Other pulmonary infections have been associated with pneumothorax, including fungal, viral, and mycobacterial infections other than TB.
Cystic Lung Disorders:
Pneumothorax is common in lung conditions associated with cysts. However, since many of these conditions are rare, pneumothorax in this setting may masquerade as PSP when the underlying diagnosis is unknown. Disorders associated with cysts include conditions such as (Lee, 2021a):
- BHD syndrome
- Diffuse Langerhans cell histiocytosis
- Lymphocytic interstitial pneumonitis (e.g., Sjögren syndrome)

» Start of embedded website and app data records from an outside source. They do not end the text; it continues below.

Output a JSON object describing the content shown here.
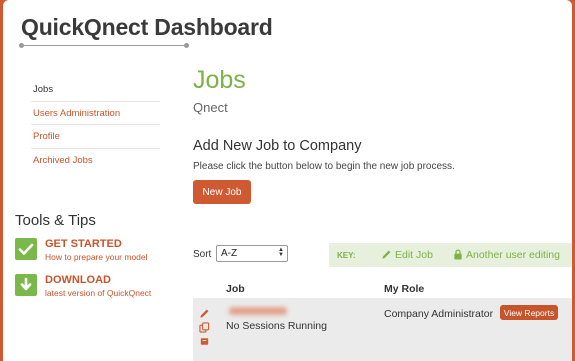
{
  "header": {
    "title": "QuickQnect Dashboard"
  },
  "sidebar": {
    "items": [
      {
        "label": "Jobs"
      },
      {
        "label": "Users Administration"
      },
      {
        "label": "Profile"
      },
      {
        "label": "Archived Jobs"
      }
    ],
    "tools_title": "Tools & Tips",
    "tips": [
      {
        "title": "GET STARTED",
        "subtitle": "How to prepare your model",
        "icon": "check-icon"
      },
      {
        "title": "DOWNLOAD",
        "subtitle": "latest version of QuickQnect",
        "icon": "download-arrow-icon"
      }
    ]
  },
  "main": {
    "title": "Jobs",
    "company": "Qnect",
    "add_title": "Add New Job to Company",
    "add_desc": "Please click the button below to begin the new job process.",
    "new_job_label": "New Job",
    "sort_label": "Sort",
    "sort_value": "A-Z",
    "key": {
      "label": "KEY:",
      "edit": "Edit Job",
      "another": "Another user editing"
    },
    "table": {
      "headers": {
        "job": "Job",
        "role": "My Role"
      },
      "rows": [
        {
          "status": "No Sessions Running",
          "role": "Company Administrator",
          "action": "View Reports"
        }
      ]
    }
  },
  "colors": {
    "accent": "#cf5a32",
    "green": "#7db247",
    "key_bg": "#e6f0dc",
    "row_bg": "#ebebeb"
  }
}
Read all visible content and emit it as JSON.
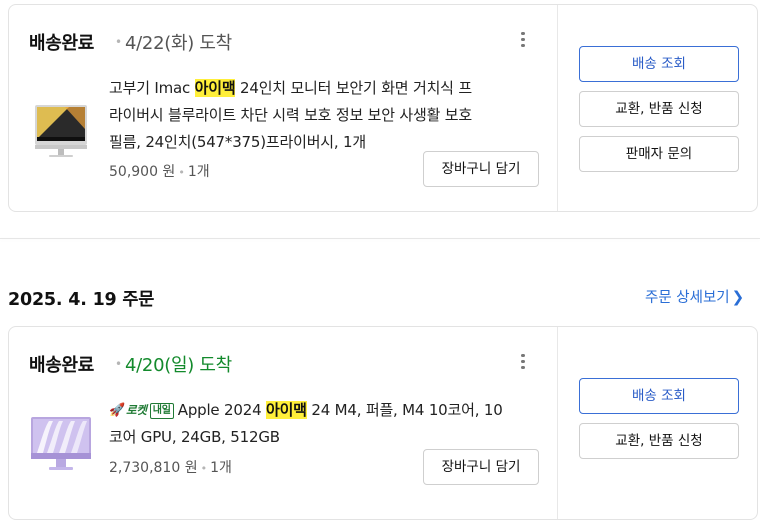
{
  "order1": {
    "status": "배송완료",
    "arrival": "4/22(화) 도착",
    "title_before": "고부기 Imac ",
    "title_highlight": "아이맥",
    "title_after": " 24인치 모니터 보안기 화면 거치식 프",
    "title_line2": "라이버시 블루라이트 차단 시력 보호 정보 보안 사생활 보호",
    "title_line3": "필름, 24인치(547*375)프라이버시, 1개",
    "price": "50,900 원",
    "quantity": "1개",
    "cart_button": "장바구니 담기",
    "actions": [
      "배송 조회",
      "교환, 반품 신청",
      "판매자 문의"
    ]
  },
  "order_group": {
    "date": "2025. 4. 19 주문",
    "detail_link": "주문 상세보기"
  },
  "order2": {
    "status": "배송완료",
    "arrival": "4/20(일) 도착",
    "badge_rocket": "로켓",
    "badge_tomorrow": "내일",
    "title_before": "Apple 2024 ",
    "title_highlight": "아이맥",
    "title_after": " 24 M4, 퍼플, M4 10코어, 10",
    "title_line2": "코어 GPU, 24GB, 512GB",
    "price": "2,730,810 원",
    "quantity": "1개",
    "cart_button": "장바구니 담기",
    "actions": [
      "배송 조회",
      "교환, 반품 신청"
    ]
  },
  "colors": {
    "highlight": "#ffef3a",
    "arrival_green": "#138a2c",
    "link_blue": "#2a6ed6",
    "primary_button_border": "#3a6fd6"
  }
}
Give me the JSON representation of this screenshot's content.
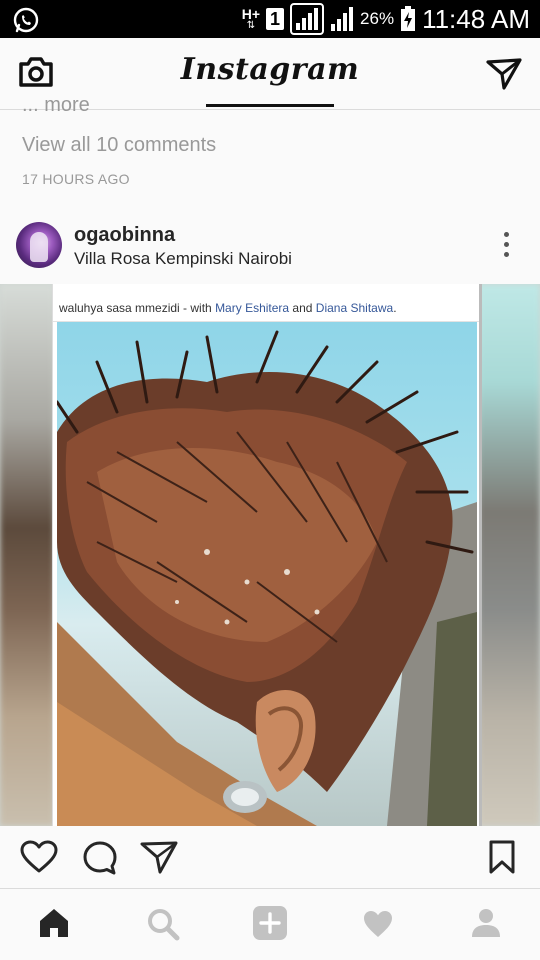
{
  "status_bar": {
    "network_type": "H+",
    "sim_slot": "1",
    "battery_percent": "26%",
    "time": "11:48 AM"
  },
  "header": {
    "title": "Instagram",
    "camera_icon": "camera-icon",
    "direct_icon": "paper-plane-icon"
  },
  "previous_post": {
    "more_text": "... more",
    "view_comments": "View all 10 comments",
    "time_ago": "17 HOURS AGO"
  },
  "post": {
    "username": "ogaobinna",
    "location": "Villa Rosa Kempinski Nairobi",
    "caption_prefix": "waluhya sasa mmezidi - with ",
    "tag1": "Mary Eshitera",
    "caption_and": " and ",
    "tag2": "Diana Shitawa",
    "caption_suffix": "."
  },
  "actions": {
    "like_icon": "heart-outline-icon",
    "comment_icon": "comment-bubble-icon",
    "share_icon": "paper-plane-icon",
    "save_icon": "bookmark-icon"
  },
  "bottom_nav": {
    "items": [
      "home-icon",
      "search-icon",
      "add-icon",
      "activity-heart-icon",
      "profile-icon"
    ],
    "active": "home-icon"
  },
  "colors": {
    "status_bar_bg": "#000000",
    "app_bg": "#fafafa",
    "secondary_text": "#999999",
    "tag_link": "#365899"
  }
}
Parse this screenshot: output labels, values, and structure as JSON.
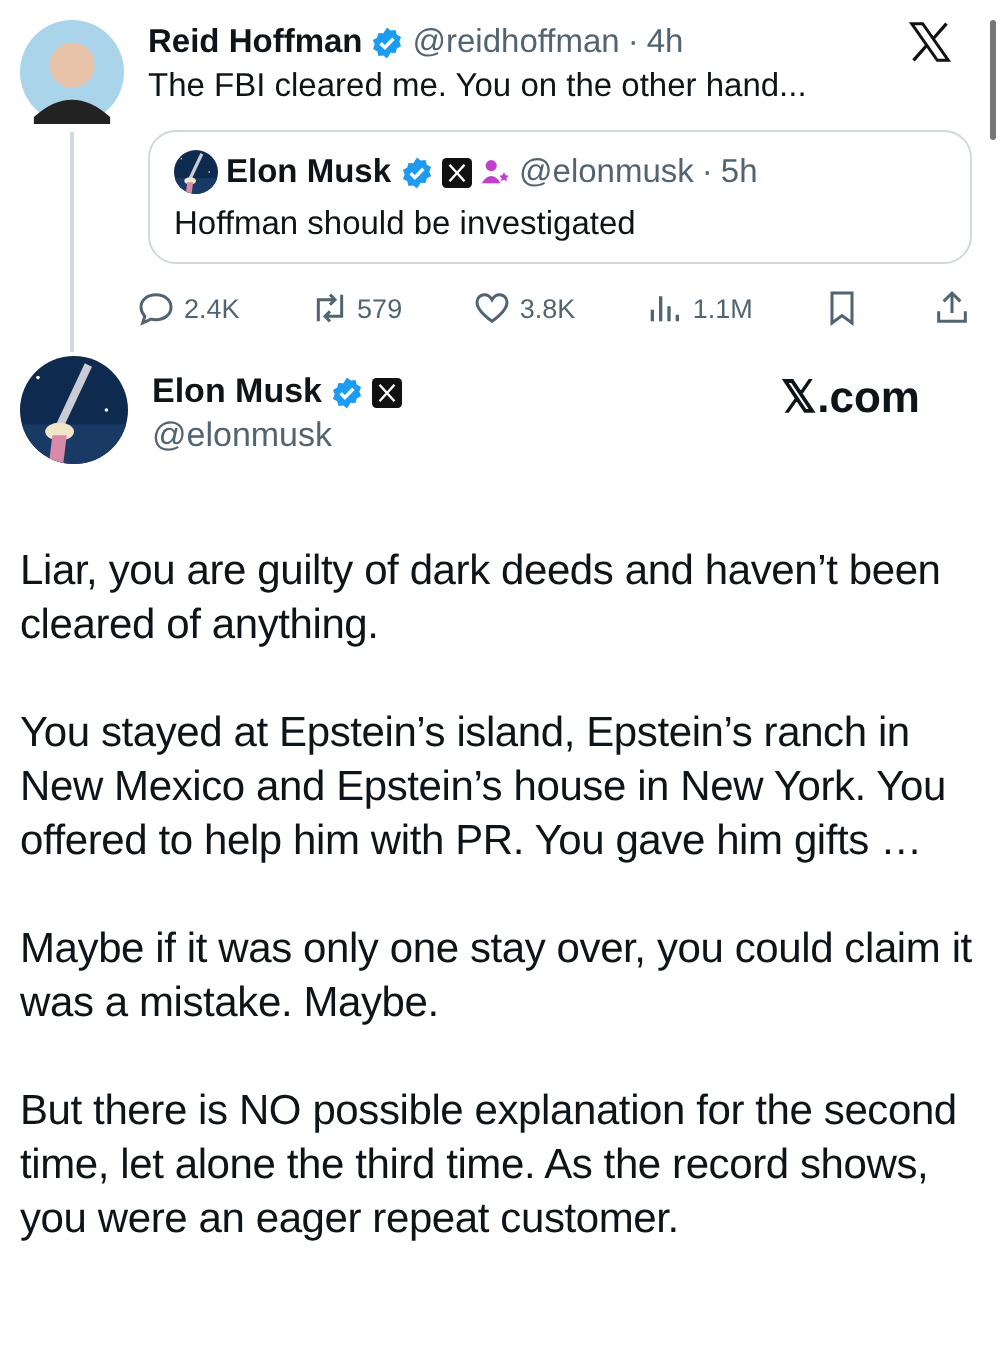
{
  "reply": {
    "name": "Reid Hoffman",
    "handle": "@reidhoffman",
    "separator": "·",
    "time": "4h",
    "text": "The FBI cleared me. You on the other hand...",
    "quote": {
      "name": "Elon Musk",
      "handle": "@elonmusk",
      "separator": "·",
      "time": "5h",
      "text": "Hoffman should be investigated"
    },
    "actions": [
      {
        "kind": "reply",
        "count": "2.4K"
      },
      {
        "kind": "repost",
        "count": "579"
      },
      {
        "kind": "like",
        "count": "3.8K"
      },
      {
        "kind": "views",
        "count": "1.1M"
      },
      {
        "kind": "bookmark"
      },
      {
        "kind": "share"
      }
    ]
  },
  "post": {
    "name": "Elon Musk",
    "handle": "@elonmusk",
    "site": "𝕏.com",
    "paragraphs": [
      "Liar, you are guilty of dark deeds and haven’t been cleared of anything.",
      "You stayed at Epstein’s island, Epstein’s ranch in New Mexico and Epstein’s house in New York. You offered to help him with PR. You gave him gifts …",
      "Maybe if it was only one stay over, you could claim it was a mistake. Maybe.",
      "But there is NO possible explanation for the second time, let alone the third time. As the record shows, you were an eager repeat customer."
    ]
  }
}
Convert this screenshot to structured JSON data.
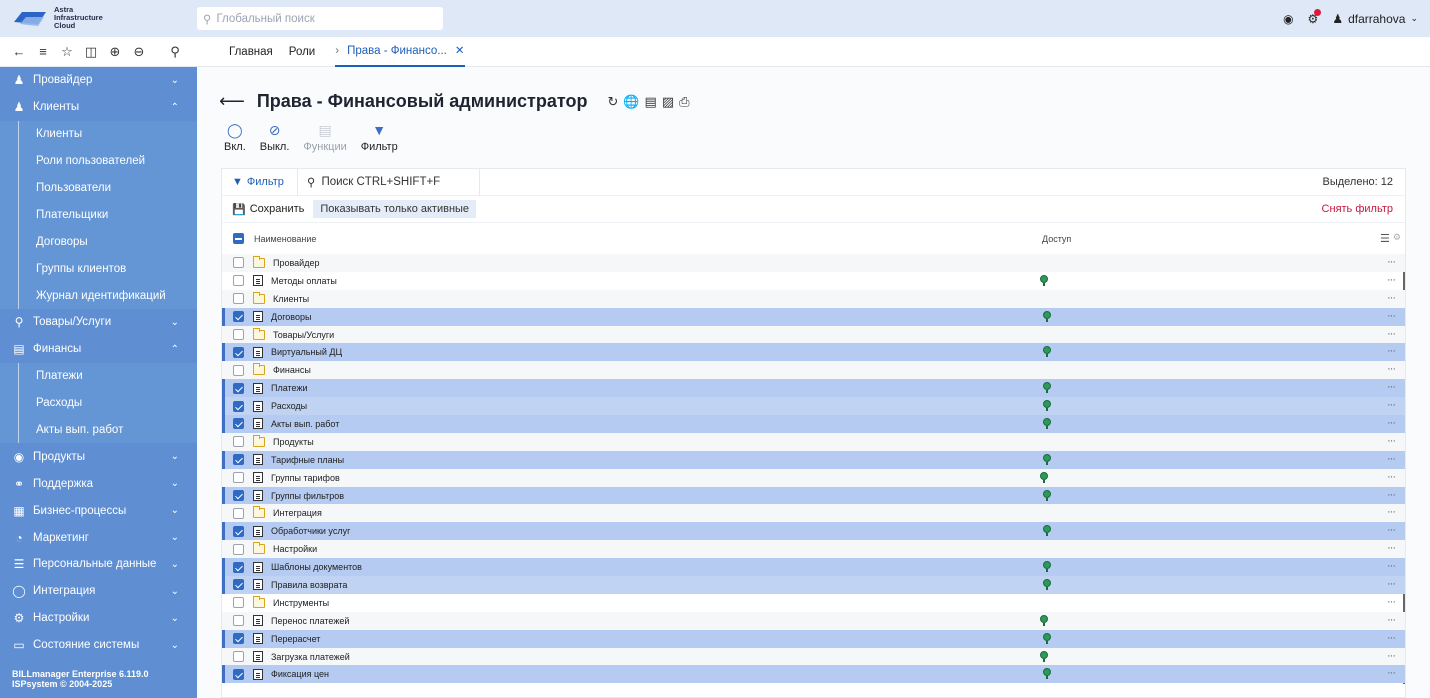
{
  "brand": {
    "line1": "Astra",
    "line2": "Infrastructure",
    "line3": "Cloud"
  },
  "search": {
    "placeholder": "Глобальный поиск"
  },
  "user": {
    "name": "dfarrahova"
  },
  "tabs": [
    {
      "label": "Главная"
    },
    {
      "label": "Роли"
    },
    {
      "label": "Права - Финансо..."
    }
  ],
  "sidebar": {
    "items": [
      {
        "label": "Провайдер",
        "icon": "user-icon",
        "expanded": false
      },
      {
        "label": "Клиенты",
        "icon": "user-icon",
        "expanded": true,
        "children": [
          "Клиенты",
          "Роли пользователей",
          "Пользователи",
          "Плательщики",
          "Договоры",
          "Группы клиентов",
          "Журнал идентификаций"
        ]
      },
      {
        "label": "Товары/Услуги",
        "icon": "basket-icon",
        "expanded": false
      },
      {
        "label": "Финансы",
        "icon": "wallet-icon",
        "expanded": true,
        "children": [
          "Платежи",
          "Расходы",
          "Акты вып. работ"
        ]
      },
      {
        "label": "Продукты",
        "icon": "coin-icon",
        "expanded": false
      },
      {
        "label": "Поддержка",
        "icon": "headset-icon",
        "expanded": false
      },
      {
        "label": "Бизнес-процессы",
        "icon": "process-icon",
        "expanded": false
      },
      {
        "label": "Маркетинг",
        "icon": "pie-icon",
        "expanded": false
      },
      {
        "label": "Персональные данные",
        "icon": "data-icon",
        "expanded": false
      },
      {
        "label": "Интеграция",
        "icon": "toggle-icon",
        "expanded": false
      },
      {
        "label": "Настройки",
        "icon": "settings-icon",
        "expanded": false
      },
      {
        "label": "Состояние системы",
        "icon": "monitor-icon",
        "expanded": false
      }
    ],
    "footer_line1": "BILLmanager Enterprise 6.119.0",
    "footer_line2": "ISPsystem © 2004-2025"
  },
  "page": {
    "title": "Права - Финансовый администратор"
  },
  "actions": [
    {
      "label": "Вкл.",
      "icon": "bulb-on-icon",
      "disabled": false
    },
    {
      "label": "Выкл.",
      "icon": "bulb-off-icon",
      "disabled": false
    },
    {
      "label": "Функции",
      "icon": "functions-icon",
      "disabled": true
    },
    {
      "label": "Фильтр",
      "icon": "filter-icon",
      "disabled": false
    }
  ],
  "filter": {
    "button_label": "Фильтр",
    "search_label": "Поиск CTRL+SHIFT+F",
    "selected_label": "Выделено: 12",
    "save_label": "Сохранить",
    "chip_label": "Показывать только активные",
    "clear_label": "Снять фильтр"
  },
  "table": {
    "col_name": "Наименование",
    "col_access": "Доступ",
    "rows": [
      {
        "name": "Провайдер",
        "type": "folder",
        "selected": false,
        "access": false
      },
      {
        "name": "Методы оплаты",
        "type": "doc",
        "selected": false,
        "access": true
      },
      {
        "name": "Клиенты",
        "type": "folder",
        "selected": false,
        "access": false
      },
      {
        "name": "Договоры",
        "type": "doc",
        "selected": true,
        "access": true
      },
      {
        "name": "Товары/Услуги",
        "type": "folder",
        "selected": false,
        "access": false
      },
      {
        "name": "Виртуальный ДЦ",
        "type": "doc",
        "selected": true,
        "access": true
      },
      {
        "name": "Финансы",
        "type": "folder",
        "selected": false,
        "access": false
      },
      {
        "name": "Платежи",
        "type": "doc",
        "selected": true,
        "access": true
      },
      {
        "name": "Расходы",
        "type": "doc",
        "selected": true,
        "access": true
      },
      {
        "name": "Акты вып. работ",
        "type": "doc",
        "selected": true,
        "access": true
      },
      {
        "name": "Продукты",
        "type": "folder",
        "selected": false,
        "access": false
      },
      {
        "name": "Тарифные планы",
        "type": "doc",
        "selected": true,
        "access": true
      },
      {
        "name": "Группы тарифов",
        "type": "doc",
        "selected": false,
        "access": true
      },
      {
        "name": "Группы фильтров",
        "type": "doc",
        "selected": true,
        "access": true
      },
      {
        "name": "Интеграция",
        "type": "folder",
        "selected": false,
        "access": false
      },
      {
        "name": "Обработчики услуг",
        "type": "doc",
        "selected": true,
        "access": true
      },
      {
        "name": "Настройки",
        "type": "folder",
        "selected": false,
        "access": false
      },
      {
        "name": "Шаблоны документов",
        "type": "doc",
        "selected": true,
        "access": true
      },
      {
        "name": "Правила возврата",
        "type": "doc",
        "selected": true,
        "access": true
      },
      {
        "name": "Инструменты",
        "type": "folder",
        "selected": false,
        "access": false
      },
      {
        "name": "Перенос платежей",
        "type": "doc",
        "selected": false,
        "access": true
      },
      {
        "name": "Перерасчет",
        "type": "doc",
        "selected": true,
        "access": true
      },
      {
        "name": "Загрузка платежей",
        "type": "doc",
        "selected": false,
        "access": true
      },
      {
        "name": "Фиксация цен",
        "type": "doc",
        "selected": true,
        "access": true
      }
    ]
  }
}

Catamenial pneumothorax refers to a pneumothorax occurring in association with menses due to thoracic endometriosis. Young females with endometriosis may experience menses-related pneumothoraces if pleural involvement exists. CP or hemoptysis perimenstrually in a young woman with or without a history of endometriosis might suggest catamenial pneumothorax (Lee, 2021a). In this condition, pneumothorax is thought to relate to the development and involution of pleural implants comprised of endometrial tissue. Consequently, some experts consider this PSP since parenchymal lung disease is typically absent.
Pneumothorax is seen in HIV due to several etiologies, particularly infections including (Lee, 2021a):
- Bacterial pneumonia
- Fungal, viral, and mycobacterial infections
- PCP pneumonia
- Pulmonary TB
Patients with HIV can also be at risk for iatrogenic pneumothorax and pneumothorax due to the presence of pneumatoceles (typically from old Staphylococcal or PCP infection), Kaposi sarcoma, intravenous drug abuse, and cigarette smoking. One report suggested that the degree of immunosuppression in HIV may affect the etiology of pneumothorax. In patients with CD4 positive lymphocyte counts >200 cells/mL, pneumothorax was more likely due to bacterial pneumonia, whereas pneumothorax was more often associated with those with counts <200 cells/mL Pneumocystis jirovecii (Lee, 2021a).
Architectural Abnormalities of the Pleural Membrane:
Pneumothorax may occur in conditions where the pleural membrane's integrity and parenchyma are abnormal, the diagnosis of which may or may not be known at the time of presentation. These include (Lee, 2021a):
- Ehlers-Danlos syndrome
- Marfan syndrome
In Marfan and Ehlers-Danlos syndrome, it is thought that abnormal elastin or collagen content of the pleural membrane and parenchyma may predispose patients to pneumothorax (Lee, 2021a). Why patients with homocystinuria develop pneumothorax is less clear, but homocysteine plays a role in vascular homeostasis and smooth muscle and collagen production regulation in the lung. Patients with Marfan syndrome may also develop parenchymal cysts that may increase the risk of developing a pneumothorax.
Other less common causes of SSP include:
- Ankylosing spondylitis
- Granulomatous lung diseases (e.g., rheumatoid arthritis, granulomatosis with polyangiitis, and sarcoidosis)
- Inhalation of cocaine
- Interstitial lung disease (e.g., idiopathic pulmonary fibrosis, silicosis)
- Several case series have also described pneumothorax occurring in patients with coronavirus disease 2019 (COVID-19) without noninvasive or invasive ventilation.